Styles of Beer
The two major styles of beer are ales and lagers. The former is made with top-fermenting yeasts, is brewed at a higher temperature than lagers, and is usually served only slightly chilled. The latter is made with bottom-fermenting yeasts, brewed slower at colder temperatures, and is often served thoroughly chilled. For wine-lovers, ales are similar to red wine, strongly flavored and complex, while lagers are more similar to white wine - usually light and crisp.
|You must respect the bubbles.|
Common styles of ales include pale ale, amber ale, porter, stout, and wheat beer, among many others. Each has a highly distinct flavor profile. A particular favorite of beer snobs is the India Pale Ale, an accidental success that supposedly occurred when the English experimented with extra hops and higher alcohol content in an effort to preserve their beer on its trip to the colonies in India, resulting in a powerfully bitter, herby delight. It's rumored that the rest of the world was exposed to this concoction when a ship wrecked on its way to India (viral marketing stunt much?).
The Imperial (or Double) Pale Ales "Pliny the Younger" and "Pliny the Elder"" produced by Russian River Brewing Company are called two of the best beers ever made, and take second and third place respectively in the top 250 beers on Beer Advocate. If you're lucky enough to be in a city where it's occasionally available, be prepared to wait in line to drink. For something more accessible and available by the six-pack, I recommend Sierra Nevada's "Torpedo" for an herbal punch in the face. Turoni's "Blue-Eyed Moose" is also worth a try on tap.

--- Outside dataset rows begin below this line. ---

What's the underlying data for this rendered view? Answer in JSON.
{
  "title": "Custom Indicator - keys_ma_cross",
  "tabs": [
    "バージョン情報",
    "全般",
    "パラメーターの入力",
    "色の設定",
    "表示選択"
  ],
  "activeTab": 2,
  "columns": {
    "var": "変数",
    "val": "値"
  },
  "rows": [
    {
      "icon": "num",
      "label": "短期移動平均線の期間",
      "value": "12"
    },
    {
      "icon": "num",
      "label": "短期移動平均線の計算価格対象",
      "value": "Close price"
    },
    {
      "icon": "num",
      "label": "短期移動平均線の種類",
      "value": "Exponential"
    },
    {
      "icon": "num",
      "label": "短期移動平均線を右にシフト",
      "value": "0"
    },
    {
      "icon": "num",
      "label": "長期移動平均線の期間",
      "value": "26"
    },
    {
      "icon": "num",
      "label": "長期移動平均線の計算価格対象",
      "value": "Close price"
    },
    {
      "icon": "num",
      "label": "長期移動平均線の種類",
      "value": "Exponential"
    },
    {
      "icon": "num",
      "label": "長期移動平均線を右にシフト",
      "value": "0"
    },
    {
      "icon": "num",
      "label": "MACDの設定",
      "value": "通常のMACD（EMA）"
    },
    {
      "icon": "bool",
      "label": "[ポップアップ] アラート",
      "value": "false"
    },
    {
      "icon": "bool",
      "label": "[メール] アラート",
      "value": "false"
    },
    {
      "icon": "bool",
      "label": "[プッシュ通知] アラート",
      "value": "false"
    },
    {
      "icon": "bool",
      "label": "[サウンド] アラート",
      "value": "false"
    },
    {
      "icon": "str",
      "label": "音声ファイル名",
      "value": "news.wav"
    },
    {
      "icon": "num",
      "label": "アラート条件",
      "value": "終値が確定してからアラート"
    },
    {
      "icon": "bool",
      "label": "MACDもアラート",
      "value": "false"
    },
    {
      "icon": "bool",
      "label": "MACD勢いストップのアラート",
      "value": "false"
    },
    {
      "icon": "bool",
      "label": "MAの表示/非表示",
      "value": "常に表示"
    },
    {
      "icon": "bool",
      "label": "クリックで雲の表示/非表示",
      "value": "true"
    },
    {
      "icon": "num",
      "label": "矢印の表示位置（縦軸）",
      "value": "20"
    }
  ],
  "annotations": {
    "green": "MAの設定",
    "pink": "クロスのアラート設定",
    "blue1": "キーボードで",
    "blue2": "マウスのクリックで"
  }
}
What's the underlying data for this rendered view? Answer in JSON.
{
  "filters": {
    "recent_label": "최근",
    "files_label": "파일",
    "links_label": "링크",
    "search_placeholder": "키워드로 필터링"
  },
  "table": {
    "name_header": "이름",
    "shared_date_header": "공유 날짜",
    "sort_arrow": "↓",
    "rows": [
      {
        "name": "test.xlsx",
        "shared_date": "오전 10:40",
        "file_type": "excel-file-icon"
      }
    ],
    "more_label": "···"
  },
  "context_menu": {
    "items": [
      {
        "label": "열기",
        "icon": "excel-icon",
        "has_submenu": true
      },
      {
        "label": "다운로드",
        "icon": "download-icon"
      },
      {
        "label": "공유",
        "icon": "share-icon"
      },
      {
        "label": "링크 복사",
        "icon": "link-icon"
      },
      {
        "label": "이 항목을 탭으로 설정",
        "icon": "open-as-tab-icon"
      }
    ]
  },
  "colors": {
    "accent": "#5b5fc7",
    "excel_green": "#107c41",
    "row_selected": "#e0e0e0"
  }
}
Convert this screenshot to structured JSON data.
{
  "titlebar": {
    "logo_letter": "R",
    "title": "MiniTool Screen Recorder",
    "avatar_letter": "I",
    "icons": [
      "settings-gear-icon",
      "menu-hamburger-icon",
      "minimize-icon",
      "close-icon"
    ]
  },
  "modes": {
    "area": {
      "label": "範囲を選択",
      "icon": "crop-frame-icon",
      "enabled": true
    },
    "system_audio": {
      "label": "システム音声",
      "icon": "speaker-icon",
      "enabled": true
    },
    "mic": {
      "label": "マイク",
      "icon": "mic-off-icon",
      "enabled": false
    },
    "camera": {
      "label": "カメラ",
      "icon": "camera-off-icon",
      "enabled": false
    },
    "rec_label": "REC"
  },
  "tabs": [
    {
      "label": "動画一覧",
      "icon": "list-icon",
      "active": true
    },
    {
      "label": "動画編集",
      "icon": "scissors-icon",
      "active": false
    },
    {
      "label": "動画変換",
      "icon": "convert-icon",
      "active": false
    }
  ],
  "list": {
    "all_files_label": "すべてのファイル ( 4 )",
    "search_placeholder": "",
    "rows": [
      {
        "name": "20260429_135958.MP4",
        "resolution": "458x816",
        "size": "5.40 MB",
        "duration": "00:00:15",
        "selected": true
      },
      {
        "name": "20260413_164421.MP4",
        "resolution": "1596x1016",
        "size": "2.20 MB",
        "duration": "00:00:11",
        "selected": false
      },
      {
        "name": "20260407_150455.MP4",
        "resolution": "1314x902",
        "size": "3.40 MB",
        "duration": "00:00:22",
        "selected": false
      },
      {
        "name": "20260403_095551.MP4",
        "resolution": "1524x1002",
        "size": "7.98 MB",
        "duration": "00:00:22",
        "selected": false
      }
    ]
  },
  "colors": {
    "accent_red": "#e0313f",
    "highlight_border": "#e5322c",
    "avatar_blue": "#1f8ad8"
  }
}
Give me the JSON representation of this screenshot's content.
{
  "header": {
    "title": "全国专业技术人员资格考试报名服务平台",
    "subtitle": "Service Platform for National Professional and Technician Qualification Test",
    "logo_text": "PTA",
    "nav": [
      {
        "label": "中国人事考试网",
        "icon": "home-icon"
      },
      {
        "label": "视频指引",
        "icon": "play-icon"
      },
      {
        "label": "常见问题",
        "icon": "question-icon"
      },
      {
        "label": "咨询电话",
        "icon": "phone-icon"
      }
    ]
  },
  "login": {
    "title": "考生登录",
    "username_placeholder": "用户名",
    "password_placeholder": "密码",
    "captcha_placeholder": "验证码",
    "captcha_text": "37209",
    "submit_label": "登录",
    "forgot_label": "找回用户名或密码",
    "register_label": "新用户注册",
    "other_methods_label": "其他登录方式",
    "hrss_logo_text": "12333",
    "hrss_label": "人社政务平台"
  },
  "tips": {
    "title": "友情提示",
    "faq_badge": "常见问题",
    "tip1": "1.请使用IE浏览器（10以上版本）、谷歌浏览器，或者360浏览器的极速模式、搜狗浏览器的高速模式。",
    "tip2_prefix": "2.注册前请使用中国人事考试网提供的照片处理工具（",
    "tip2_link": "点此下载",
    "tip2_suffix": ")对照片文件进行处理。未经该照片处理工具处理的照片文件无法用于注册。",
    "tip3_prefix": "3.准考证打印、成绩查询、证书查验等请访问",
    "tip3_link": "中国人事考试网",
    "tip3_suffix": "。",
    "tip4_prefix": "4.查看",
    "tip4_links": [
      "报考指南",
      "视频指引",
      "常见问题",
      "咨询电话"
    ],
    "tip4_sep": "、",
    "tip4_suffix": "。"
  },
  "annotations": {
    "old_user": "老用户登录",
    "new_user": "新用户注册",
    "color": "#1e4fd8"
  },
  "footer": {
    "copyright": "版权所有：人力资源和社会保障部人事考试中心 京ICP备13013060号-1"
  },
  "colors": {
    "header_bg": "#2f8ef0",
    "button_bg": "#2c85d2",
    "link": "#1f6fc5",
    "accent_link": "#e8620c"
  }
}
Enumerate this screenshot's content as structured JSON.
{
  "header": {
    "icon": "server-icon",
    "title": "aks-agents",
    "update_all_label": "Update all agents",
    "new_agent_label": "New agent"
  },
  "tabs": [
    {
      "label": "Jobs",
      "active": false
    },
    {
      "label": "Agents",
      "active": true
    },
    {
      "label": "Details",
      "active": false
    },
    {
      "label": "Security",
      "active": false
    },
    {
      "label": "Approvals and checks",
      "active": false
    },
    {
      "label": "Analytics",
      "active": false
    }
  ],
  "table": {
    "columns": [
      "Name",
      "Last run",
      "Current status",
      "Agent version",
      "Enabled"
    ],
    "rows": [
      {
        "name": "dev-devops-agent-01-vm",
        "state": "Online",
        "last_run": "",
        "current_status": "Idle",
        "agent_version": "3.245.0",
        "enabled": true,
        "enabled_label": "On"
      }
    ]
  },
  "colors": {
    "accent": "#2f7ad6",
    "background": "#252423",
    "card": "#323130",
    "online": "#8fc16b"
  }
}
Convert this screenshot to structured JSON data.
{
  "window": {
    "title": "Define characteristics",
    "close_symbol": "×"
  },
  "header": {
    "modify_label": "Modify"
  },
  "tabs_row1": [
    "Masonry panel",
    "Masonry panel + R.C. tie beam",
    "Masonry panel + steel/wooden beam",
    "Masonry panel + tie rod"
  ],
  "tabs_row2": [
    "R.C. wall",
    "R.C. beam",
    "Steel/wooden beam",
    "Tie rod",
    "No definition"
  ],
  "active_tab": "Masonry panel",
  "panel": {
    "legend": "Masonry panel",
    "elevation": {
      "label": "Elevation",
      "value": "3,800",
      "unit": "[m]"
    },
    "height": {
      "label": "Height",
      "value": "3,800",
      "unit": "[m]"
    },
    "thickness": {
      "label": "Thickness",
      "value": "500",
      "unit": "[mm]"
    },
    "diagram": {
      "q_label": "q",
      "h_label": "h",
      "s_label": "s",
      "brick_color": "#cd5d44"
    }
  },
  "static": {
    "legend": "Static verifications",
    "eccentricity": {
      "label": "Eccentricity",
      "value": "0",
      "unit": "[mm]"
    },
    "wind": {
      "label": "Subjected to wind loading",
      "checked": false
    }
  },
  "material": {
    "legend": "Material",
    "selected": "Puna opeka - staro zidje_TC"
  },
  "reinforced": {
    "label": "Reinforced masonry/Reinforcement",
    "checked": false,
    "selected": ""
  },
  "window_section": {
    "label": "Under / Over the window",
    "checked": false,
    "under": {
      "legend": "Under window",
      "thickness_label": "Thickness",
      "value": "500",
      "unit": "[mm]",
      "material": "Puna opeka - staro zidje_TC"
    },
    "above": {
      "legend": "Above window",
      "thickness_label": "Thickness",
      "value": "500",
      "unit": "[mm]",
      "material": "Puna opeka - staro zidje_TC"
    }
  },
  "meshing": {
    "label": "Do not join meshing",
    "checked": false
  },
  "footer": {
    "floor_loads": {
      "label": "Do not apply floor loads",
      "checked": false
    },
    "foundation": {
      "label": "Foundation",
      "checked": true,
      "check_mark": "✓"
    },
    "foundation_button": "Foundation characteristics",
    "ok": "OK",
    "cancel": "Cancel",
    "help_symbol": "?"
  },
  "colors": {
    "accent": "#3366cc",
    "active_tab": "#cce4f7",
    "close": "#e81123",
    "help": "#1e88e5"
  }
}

If strong hop flavors aren't your thing, Hefeweizen (German wheat ale) is a particular favorite of mine for day-to-day drinking, especially in the summer. It basically tastes like a delicious, citrusy glass of liquified bread, and is much better than it sounds. Turoni's seasonally-available Hefeweizen is beyond delicions, and even though it doesn't make the top of the list on Beer Advocate, I'd recommend Schlafly's version to anyone. Red or brown ales are also great choices for casual drinking (try "Rivet" at Tin Man).
Also of note are Trappist Ales, originally brewed by monks and incredibly balanced and delicious, and dark, smoky-flavored stouts.
If you lost your beer virginity at a frat party, you probably lost it to an abomination known as the modern American pilsner (Busch, Natty Ice, etc.) or as Beer Advocate describes it, the American Adjunct Lager. If you're lucky, you were at least given a Genessee or Corona, but that is tragically unlikely.
Nearly everyone hates his/her first swallow of beer, and it's no wonder when this is what we have to work with. But in recent decades, America has had the pleasure of discovering varieties of lager such as bocks, Maerzens/Oktoberfests, Dortmunders, and authentic pilsners and recreating them within microbreweries. What a wonderful time to be alive!
If you've ever had Samuel Adams' "Winter Lager," you've already had a very tasty, crispy bock, with subtle notes of spice and citrus (you can pretty much count on Sam Adams to guide you through every variety of beer successfully). Another dark, readily available lager is Heineken's "Dark Lager," a huge improvement over the original Heineken. "Dead Guy Ale" is a fantastic variety of Helles Bock, as is Turoni's version available in the spring.
So, now that you know better, you have no excuse to crack open another Bud Light and feel that you have made the right choice when there are so many inexpensive and delicious varieties of beer available in stores. All you have to do is research and experiment to find the variety that suits you in a world of seemingly limitless flavor possibility.
What's your favorite brew, and where is it available?